*What the task asks*.
List each line of the data that holds the word "Insert".

#### Supplied material

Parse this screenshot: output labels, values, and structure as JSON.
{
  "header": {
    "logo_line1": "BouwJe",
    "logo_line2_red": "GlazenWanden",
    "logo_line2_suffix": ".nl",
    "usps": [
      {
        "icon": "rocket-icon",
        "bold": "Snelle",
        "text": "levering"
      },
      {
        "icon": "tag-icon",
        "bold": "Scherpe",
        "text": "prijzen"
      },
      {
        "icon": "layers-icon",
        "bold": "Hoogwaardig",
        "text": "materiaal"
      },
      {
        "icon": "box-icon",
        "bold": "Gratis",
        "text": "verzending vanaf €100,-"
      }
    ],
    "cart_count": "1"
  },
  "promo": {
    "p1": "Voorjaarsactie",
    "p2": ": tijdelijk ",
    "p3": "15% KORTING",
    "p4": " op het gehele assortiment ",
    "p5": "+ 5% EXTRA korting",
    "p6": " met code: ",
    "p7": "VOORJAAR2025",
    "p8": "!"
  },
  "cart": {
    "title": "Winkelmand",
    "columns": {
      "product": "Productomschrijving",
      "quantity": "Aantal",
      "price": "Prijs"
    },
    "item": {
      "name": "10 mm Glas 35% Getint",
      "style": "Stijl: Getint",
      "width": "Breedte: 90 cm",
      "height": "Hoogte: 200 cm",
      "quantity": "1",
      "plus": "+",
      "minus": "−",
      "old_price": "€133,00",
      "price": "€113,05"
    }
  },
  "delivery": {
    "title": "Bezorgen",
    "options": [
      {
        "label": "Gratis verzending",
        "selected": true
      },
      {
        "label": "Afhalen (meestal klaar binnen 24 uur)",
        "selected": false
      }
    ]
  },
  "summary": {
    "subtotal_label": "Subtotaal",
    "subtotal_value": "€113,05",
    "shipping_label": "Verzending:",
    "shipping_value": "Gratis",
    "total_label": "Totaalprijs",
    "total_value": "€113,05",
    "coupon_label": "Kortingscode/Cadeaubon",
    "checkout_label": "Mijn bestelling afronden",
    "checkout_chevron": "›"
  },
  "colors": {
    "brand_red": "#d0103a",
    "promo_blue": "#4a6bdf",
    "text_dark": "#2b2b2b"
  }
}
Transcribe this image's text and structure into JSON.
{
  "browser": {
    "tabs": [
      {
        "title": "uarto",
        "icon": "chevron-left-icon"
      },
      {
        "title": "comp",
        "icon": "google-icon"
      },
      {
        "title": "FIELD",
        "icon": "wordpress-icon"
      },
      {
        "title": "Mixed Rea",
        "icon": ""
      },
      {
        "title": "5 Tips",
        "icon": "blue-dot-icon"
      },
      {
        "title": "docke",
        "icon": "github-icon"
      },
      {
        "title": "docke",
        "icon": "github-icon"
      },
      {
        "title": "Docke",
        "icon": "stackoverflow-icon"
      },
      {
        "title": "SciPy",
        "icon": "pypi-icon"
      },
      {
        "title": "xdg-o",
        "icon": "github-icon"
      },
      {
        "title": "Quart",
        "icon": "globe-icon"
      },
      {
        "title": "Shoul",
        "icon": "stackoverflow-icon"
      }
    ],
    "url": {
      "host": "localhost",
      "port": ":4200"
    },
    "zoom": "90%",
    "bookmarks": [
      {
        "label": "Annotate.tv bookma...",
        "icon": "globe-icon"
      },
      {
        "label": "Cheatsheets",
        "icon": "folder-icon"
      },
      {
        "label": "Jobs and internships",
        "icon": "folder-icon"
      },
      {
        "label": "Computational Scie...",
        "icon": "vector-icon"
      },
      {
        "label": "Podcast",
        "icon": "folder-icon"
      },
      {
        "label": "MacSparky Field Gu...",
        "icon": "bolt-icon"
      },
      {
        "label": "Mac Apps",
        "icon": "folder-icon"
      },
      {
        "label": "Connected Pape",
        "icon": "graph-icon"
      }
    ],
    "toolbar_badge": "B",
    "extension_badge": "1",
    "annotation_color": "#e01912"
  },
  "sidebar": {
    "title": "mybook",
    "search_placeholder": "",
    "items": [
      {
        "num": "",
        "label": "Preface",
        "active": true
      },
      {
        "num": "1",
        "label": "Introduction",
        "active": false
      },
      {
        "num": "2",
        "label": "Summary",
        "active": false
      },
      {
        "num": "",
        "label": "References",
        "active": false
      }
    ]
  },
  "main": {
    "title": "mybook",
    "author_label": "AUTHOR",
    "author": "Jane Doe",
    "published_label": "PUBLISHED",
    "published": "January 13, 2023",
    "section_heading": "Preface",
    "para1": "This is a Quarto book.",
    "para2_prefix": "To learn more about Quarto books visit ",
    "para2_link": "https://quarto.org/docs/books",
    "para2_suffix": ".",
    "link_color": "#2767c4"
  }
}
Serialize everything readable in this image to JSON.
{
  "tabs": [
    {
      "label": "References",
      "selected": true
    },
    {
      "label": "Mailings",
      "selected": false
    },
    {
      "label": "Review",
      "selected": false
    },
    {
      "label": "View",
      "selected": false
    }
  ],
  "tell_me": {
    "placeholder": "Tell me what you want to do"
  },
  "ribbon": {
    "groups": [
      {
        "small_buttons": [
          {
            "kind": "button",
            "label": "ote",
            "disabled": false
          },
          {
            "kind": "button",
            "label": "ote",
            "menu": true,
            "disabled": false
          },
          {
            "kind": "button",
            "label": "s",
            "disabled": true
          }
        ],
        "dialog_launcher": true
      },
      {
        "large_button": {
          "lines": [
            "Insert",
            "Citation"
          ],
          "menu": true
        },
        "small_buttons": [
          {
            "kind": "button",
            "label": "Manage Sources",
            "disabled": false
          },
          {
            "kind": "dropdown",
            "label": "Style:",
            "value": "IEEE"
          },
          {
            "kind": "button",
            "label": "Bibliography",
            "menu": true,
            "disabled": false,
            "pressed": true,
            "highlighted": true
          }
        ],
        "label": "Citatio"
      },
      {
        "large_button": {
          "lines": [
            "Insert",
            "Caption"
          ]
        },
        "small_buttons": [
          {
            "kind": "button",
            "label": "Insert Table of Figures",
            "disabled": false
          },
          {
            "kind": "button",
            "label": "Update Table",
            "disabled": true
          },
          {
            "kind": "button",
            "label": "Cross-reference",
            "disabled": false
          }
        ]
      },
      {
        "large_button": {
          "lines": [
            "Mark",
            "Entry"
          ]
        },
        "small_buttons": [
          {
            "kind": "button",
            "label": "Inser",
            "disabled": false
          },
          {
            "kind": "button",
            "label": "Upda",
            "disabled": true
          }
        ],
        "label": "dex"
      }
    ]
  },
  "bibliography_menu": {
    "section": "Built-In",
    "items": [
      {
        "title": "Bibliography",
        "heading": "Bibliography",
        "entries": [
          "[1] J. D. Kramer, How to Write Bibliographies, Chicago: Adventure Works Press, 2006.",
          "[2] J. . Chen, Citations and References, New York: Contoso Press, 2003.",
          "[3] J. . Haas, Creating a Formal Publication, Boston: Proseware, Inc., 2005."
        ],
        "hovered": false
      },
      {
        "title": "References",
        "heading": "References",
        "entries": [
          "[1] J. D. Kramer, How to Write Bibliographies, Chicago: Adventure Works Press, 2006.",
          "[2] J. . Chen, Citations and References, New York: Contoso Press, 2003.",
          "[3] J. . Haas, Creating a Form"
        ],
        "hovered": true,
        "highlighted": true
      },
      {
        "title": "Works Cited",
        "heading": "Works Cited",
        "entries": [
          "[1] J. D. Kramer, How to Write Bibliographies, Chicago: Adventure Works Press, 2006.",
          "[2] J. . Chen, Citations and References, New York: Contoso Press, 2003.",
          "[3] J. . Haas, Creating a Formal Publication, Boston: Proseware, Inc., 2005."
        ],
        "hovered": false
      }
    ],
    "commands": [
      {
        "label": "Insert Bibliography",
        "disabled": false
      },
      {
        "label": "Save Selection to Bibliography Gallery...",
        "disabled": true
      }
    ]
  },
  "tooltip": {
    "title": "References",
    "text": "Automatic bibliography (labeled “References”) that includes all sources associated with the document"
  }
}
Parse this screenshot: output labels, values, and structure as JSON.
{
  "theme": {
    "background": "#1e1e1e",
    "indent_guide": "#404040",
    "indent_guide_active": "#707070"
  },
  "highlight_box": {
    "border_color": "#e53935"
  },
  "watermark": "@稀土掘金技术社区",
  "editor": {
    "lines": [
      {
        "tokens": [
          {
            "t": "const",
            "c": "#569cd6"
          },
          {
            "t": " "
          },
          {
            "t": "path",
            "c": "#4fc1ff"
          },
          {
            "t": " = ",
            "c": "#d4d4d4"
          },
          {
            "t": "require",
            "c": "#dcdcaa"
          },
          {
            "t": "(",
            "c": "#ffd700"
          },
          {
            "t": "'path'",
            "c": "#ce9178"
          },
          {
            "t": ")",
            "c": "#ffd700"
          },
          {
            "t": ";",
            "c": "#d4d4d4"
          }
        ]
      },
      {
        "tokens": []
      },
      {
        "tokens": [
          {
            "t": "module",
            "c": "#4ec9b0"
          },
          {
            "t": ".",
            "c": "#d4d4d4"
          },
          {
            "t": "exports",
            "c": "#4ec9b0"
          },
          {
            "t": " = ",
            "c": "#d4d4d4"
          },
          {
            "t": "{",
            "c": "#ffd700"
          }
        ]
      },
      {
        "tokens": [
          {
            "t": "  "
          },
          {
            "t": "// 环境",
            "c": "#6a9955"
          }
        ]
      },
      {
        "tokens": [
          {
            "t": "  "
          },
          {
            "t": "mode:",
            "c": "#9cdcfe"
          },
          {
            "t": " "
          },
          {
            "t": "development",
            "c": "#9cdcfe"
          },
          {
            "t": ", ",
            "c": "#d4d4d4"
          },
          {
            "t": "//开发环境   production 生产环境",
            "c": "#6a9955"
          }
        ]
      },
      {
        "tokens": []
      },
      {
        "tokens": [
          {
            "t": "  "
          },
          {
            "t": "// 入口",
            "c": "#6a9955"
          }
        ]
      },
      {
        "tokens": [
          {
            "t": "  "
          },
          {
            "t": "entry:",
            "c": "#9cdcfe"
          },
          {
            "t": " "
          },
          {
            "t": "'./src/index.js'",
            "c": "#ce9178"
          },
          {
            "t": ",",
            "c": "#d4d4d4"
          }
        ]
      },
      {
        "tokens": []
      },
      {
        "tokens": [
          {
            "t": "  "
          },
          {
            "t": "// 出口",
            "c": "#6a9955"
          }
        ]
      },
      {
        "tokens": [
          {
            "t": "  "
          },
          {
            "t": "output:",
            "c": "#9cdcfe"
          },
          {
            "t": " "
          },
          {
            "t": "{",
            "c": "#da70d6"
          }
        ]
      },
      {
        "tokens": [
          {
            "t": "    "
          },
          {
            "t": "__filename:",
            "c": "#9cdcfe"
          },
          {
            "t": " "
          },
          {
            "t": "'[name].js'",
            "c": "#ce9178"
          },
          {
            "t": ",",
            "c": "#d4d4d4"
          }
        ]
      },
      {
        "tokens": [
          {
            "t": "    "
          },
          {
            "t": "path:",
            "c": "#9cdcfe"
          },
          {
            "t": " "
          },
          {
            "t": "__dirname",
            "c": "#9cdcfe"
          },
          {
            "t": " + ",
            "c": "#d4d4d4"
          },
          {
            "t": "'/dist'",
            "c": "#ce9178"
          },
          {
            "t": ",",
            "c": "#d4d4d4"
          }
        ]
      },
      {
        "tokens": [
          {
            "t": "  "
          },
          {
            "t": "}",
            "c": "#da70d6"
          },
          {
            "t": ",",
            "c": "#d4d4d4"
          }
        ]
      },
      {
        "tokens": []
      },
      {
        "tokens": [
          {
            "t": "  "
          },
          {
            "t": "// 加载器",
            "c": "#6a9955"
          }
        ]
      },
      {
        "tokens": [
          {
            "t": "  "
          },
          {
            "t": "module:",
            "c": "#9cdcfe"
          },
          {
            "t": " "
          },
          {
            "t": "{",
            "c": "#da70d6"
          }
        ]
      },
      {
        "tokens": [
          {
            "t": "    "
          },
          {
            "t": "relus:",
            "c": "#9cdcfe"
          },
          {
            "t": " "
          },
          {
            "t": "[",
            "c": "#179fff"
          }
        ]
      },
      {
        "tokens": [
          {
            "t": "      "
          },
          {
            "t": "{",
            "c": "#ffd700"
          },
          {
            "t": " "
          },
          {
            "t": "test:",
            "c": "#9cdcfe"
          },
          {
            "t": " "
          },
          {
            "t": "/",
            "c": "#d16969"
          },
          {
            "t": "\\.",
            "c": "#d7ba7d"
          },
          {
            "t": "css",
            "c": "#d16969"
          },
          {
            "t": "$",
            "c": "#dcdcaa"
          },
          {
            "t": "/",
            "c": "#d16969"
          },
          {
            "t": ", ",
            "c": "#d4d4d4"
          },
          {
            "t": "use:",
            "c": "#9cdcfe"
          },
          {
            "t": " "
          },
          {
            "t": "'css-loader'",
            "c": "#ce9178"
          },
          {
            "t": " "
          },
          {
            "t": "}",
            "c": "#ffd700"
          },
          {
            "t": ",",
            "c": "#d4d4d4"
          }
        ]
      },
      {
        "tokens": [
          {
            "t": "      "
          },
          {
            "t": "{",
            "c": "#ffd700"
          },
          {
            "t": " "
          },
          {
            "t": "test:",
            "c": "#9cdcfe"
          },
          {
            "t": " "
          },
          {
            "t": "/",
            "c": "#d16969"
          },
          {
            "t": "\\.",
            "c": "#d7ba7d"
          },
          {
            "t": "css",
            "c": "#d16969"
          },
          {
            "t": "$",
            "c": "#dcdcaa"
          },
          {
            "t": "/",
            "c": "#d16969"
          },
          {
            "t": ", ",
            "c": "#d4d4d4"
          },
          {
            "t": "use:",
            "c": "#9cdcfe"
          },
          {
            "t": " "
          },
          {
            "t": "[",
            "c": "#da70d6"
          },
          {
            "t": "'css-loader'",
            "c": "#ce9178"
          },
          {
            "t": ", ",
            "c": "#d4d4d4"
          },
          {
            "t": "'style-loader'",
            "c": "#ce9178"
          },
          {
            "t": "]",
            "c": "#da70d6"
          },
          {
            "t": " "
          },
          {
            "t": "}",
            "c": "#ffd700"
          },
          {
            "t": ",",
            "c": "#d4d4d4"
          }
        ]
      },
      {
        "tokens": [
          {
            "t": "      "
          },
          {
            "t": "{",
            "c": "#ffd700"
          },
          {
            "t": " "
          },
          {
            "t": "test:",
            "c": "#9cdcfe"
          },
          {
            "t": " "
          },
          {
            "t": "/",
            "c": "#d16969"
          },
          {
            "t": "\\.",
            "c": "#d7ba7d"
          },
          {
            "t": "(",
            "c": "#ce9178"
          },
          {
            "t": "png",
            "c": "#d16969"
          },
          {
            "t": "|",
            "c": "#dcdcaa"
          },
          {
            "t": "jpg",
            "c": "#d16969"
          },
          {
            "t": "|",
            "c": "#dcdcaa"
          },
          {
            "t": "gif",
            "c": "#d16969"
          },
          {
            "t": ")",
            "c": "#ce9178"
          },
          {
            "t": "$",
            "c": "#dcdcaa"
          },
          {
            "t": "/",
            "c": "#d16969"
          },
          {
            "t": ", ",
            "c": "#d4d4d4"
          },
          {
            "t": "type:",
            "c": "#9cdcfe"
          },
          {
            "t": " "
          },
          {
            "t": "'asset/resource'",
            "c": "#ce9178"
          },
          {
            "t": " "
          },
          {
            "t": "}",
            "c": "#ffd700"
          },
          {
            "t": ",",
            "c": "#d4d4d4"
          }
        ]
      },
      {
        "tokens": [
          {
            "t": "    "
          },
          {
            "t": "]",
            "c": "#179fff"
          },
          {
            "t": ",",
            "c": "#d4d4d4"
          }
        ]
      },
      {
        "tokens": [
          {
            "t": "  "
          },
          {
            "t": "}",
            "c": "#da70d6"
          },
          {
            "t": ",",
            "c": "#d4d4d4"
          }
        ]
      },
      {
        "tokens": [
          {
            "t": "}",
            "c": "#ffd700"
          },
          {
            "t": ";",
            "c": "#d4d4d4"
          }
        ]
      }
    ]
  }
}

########

*Answer section*.
            "Insert",
            "Insert",
            "label": "Insert Table of Figures",
        "label": "Insert Bibliography",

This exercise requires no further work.